**What this task involves**
The result should be every line in the material below containing the string "clay".

**Data shown**
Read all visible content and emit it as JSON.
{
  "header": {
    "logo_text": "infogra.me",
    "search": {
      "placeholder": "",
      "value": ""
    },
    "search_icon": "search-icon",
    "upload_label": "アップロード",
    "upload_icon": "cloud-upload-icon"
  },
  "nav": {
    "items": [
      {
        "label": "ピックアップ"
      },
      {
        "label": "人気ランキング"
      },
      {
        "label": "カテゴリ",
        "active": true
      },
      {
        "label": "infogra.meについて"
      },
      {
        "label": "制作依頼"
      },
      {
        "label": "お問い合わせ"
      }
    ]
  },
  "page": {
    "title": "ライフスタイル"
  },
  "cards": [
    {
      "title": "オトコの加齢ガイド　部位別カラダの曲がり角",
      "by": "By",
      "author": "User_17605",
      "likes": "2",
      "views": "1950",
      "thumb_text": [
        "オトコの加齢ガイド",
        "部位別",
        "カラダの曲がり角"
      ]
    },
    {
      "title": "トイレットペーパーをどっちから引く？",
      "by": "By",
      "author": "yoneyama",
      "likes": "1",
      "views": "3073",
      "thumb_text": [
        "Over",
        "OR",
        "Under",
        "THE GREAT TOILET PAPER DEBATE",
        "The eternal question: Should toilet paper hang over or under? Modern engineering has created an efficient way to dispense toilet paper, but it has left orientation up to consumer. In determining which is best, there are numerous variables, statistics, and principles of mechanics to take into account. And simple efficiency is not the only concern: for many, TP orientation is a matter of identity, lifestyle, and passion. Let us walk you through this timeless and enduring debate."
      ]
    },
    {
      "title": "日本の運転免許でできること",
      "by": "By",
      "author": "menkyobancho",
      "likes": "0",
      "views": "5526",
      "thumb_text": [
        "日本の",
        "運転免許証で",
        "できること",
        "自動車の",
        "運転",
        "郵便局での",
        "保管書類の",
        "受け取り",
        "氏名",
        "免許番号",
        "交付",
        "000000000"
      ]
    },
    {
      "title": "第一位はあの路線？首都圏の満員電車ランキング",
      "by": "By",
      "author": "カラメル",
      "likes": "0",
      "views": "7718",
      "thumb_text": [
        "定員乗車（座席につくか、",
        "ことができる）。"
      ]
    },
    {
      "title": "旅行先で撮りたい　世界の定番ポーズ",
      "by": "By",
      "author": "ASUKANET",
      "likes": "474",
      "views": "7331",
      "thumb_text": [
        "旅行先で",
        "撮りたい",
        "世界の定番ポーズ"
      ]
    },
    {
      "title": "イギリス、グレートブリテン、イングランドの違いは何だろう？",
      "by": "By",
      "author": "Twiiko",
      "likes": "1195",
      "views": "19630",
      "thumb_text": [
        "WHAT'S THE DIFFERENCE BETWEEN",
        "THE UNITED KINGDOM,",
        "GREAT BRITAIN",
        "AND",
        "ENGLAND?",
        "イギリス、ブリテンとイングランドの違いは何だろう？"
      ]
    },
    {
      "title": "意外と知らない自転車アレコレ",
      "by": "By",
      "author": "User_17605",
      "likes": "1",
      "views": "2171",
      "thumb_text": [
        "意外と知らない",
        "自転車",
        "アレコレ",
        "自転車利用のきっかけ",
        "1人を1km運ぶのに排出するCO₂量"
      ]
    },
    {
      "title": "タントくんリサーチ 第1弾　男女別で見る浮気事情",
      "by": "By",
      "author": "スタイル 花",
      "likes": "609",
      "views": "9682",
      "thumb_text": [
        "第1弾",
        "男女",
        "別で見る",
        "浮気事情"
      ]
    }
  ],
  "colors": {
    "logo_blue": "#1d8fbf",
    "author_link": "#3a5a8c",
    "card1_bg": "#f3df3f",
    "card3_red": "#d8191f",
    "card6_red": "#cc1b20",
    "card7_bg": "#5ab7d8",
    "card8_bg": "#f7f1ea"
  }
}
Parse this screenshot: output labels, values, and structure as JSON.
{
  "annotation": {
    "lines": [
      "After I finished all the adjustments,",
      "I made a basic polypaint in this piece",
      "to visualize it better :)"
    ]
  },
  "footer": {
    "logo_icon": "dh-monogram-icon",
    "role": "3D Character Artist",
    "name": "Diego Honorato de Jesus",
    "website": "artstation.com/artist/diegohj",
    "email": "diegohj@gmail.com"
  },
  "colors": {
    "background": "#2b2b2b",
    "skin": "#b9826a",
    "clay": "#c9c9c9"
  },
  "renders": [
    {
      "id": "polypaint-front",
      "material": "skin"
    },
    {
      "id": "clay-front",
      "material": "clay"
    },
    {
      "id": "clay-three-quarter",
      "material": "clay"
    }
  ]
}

**Solution to this problem**
    "clay": "#c9c9c9"
      "id": "clay-front",
      "material": "clay"
      "id": "clay-three-quarter",
      "material": "clay"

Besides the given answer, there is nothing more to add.